EXERCISE AIM: Would you copy all lines in the data that contain the word "Parc"?

Data entries:
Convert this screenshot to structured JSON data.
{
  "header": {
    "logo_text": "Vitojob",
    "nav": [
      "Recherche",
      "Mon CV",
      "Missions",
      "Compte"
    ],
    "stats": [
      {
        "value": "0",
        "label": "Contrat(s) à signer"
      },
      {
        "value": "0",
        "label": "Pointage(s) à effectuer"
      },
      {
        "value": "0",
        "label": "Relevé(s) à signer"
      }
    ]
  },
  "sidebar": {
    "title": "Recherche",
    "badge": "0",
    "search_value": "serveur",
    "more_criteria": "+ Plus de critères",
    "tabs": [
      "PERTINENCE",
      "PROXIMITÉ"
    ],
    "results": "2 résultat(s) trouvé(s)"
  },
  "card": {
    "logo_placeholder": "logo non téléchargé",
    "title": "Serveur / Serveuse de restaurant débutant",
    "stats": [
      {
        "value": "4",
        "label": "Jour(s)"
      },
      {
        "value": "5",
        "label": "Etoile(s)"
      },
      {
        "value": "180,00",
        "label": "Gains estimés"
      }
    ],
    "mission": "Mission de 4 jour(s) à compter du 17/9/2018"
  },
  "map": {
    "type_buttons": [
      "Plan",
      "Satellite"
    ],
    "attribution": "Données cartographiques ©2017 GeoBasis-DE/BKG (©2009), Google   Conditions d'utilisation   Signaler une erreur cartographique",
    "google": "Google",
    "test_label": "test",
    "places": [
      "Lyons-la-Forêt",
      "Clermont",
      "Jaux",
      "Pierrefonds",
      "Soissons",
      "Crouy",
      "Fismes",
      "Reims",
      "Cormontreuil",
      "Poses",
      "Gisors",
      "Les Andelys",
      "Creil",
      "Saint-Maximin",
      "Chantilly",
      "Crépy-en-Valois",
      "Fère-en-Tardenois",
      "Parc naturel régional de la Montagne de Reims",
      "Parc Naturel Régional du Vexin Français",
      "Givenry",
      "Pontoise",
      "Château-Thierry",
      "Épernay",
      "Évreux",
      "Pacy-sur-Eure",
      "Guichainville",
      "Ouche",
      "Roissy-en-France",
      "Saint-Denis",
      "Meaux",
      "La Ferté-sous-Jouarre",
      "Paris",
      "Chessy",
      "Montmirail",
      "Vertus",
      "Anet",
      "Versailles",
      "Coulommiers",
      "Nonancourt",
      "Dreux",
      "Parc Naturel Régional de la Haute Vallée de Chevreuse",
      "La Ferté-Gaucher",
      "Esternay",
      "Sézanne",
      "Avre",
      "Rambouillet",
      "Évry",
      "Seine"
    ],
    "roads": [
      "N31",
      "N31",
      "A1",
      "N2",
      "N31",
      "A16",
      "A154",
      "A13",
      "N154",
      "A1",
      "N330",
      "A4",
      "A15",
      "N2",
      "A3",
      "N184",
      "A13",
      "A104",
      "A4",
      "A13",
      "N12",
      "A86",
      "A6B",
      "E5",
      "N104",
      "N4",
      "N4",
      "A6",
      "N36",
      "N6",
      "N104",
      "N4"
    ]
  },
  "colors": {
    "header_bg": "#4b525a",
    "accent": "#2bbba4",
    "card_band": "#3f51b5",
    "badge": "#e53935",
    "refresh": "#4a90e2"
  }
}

TASK SOLUTION:
      "Parc naturel régional de la Montagne de Reims",
      "Parc Naturel Régional du Vexin Français",
      "Parc Naturel Régional de la Haute Vallée de Chevreuse",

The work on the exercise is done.